Tokyo Compression

Michael Wolf - 3 July to 22 August 2015

Tokyo Compression © Michael Wolf.

Tokyo Compression © Michael Wolf.

Belfast Exposed is pleased to present Michael Wolf’s iconic photo series Tokyo Compression which depicts the daily commute in Tokyo.

The series is made up of portraits of people in the subway constrained between glass, steel and fellow travelers. The work is a fascinating study in the psychology of the modern commuter and the techniques people use to cope with the difficulty of this daily necessity.

Tokyo Compression regards the subway as a metonym for contemporary life. It is a dystopian view of the pressures of daily working life in large cities, and in the globalized, market-driven, developed world more generally. The edit, which is concentrated on the passengers’ facial expressions and body language, moves the work from a straight documentary description of discomfort towards a dramatization of suffering.

Tokyo Compression speaks of the alienation of the working masses. It queries ideas of community, enforced or otherwise, and the increasing importance and precariousness of trust in our society and our systems – social, political and economic. Tokyo Compression speaks of the pressure of time and the burden of waiting; about mobility, the drive to succeed, and the fear and anxiety of failure. It also speaks poignantly of sadness and loneliness.

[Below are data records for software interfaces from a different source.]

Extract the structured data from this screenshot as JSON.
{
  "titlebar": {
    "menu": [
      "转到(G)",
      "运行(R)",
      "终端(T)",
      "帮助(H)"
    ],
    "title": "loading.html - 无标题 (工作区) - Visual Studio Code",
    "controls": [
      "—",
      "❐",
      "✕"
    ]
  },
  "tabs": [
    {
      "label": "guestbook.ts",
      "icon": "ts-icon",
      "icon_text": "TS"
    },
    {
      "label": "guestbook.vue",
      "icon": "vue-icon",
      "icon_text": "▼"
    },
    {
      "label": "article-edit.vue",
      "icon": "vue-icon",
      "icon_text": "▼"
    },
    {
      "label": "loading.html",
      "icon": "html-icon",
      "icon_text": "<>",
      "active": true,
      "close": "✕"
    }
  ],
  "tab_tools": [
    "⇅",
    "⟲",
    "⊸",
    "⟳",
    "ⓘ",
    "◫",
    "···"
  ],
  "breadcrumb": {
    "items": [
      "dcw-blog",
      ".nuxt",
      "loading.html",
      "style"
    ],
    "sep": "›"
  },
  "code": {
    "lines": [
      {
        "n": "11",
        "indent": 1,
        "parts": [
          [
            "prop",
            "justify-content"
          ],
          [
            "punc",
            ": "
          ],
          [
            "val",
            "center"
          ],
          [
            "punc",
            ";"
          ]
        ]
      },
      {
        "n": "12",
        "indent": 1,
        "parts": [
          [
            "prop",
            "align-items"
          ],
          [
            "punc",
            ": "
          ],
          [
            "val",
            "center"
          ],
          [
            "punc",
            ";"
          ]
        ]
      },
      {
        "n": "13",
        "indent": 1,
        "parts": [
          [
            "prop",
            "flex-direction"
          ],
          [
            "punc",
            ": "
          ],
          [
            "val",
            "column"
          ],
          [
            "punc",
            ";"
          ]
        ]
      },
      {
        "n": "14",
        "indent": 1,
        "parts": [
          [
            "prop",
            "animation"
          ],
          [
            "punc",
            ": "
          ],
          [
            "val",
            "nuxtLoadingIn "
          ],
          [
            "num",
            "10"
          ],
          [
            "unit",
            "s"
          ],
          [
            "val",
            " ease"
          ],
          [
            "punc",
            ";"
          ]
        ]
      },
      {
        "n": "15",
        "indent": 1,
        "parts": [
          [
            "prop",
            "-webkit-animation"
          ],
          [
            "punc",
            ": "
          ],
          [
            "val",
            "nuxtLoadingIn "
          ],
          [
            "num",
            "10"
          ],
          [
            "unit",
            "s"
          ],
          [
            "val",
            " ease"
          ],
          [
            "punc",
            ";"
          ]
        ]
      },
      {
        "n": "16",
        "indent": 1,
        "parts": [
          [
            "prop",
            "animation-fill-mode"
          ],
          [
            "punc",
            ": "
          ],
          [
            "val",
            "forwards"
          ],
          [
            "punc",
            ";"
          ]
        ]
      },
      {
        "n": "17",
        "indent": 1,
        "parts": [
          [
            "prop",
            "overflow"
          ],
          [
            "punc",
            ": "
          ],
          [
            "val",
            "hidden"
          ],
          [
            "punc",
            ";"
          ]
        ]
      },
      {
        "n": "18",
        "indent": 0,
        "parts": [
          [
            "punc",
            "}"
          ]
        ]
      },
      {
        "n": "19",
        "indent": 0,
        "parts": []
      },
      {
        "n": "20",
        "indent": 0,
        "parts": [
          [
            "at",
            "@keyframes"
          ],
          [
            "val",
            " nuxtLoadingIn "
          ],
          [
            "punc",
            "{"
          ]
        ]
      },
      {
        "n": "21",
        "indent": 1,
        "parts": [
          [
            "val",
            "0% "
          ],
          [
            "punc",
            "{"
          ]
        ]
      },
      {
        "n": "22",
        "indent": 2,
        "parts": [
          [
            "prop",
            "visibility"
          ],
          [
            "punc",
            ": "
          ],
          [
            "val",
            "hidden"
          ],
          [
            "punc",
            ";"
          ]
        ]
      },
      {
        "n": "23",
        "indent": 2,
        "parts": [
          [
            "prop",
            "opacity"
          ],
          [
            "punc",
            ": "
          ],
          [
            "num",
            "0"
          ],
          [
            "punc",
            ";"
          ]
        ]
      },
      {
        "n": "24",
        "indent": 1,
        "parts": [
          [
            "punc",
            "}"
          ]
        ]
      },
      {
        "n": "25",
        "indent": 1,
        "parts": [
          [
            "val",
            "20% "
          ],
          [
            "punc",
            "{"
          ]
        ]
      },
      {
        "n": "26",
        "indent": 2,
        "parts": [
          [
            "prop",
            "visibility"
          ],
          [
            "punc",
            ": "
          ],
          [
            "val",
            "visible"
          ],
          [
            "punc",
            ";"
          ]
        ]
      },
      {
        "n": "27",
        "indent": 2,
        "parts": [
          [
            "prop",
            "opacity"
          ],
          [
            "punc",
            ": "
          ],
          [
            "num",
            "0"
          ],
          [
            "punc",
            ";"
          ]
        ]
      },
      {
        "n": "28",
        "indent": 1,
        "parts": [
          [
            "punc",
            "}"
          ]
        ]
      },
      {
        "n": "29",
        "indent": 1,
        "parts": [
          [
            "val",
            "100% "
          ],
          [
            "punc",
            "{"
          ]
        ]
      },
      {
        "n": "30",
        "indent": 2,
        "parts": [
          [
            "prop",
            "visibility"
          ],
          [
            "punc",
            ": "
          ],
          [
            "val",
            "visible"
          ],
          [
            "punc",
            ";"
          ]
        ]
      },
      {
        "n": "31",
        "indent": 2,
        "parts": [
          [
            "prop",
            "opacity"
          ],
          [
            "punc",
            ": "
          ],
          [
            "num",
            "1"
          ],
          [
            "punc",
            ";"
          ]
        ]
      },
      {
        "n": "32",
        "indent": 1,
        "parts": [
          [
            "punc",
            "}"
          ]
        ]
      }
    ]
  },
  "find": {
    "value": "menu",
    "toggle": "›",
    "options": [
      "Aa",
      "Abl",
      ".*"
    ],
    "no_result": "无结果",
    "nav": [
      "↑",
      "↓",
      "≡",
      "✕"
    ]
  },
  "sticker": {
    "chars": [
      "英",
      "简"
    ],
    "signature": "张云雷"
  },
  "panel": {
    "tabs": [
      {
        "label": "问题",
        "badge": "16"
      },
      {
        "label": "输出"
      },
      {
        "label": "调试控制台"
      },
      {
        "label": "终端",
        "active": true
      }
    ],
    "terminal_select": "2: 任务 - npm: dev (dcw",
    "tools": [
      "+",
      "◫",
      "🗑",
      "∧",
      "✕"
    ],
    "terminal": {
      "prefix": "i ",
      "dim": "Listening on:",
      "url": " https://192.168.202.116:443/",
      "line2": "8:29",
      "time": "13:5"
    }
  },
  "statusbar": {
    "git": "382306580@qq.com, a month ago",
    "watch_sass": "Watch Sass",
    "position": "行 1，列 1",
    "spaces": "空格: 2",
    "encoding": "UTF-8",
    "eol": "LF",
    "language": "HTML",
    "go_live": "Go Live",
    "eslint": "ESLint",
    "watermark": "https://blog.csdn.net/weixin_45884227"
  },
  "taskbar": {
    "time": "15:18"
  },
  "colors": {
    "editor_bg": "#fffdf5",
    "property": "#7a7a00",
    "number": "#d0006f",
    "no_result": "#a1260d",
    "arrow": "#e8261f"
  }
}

Michael Wolf (b. Munich, Germany) lives in Hong Kong. He studied at UC Berkeley in the US and at the Folkwang School with Otto Steinert in Essen, Germany. Wolf worked as a contract photographer for Stern magazine for eight years before focusing on his own projects in the early 2000s.  His work has been exhibited world wide and is held in many permanent collections, including the Metropolitan Museum of Art in New York, the Brooklyn Museum and the Museum of Contemporary Photography, Chicago. Wolf won first prize in the World Press Photo Awards in 2005 and 2010. He has published 20 photo books.

Acknowledgements

Tokyo Compression is supported by Arts Council of Northern Ireland and Belfast City Council.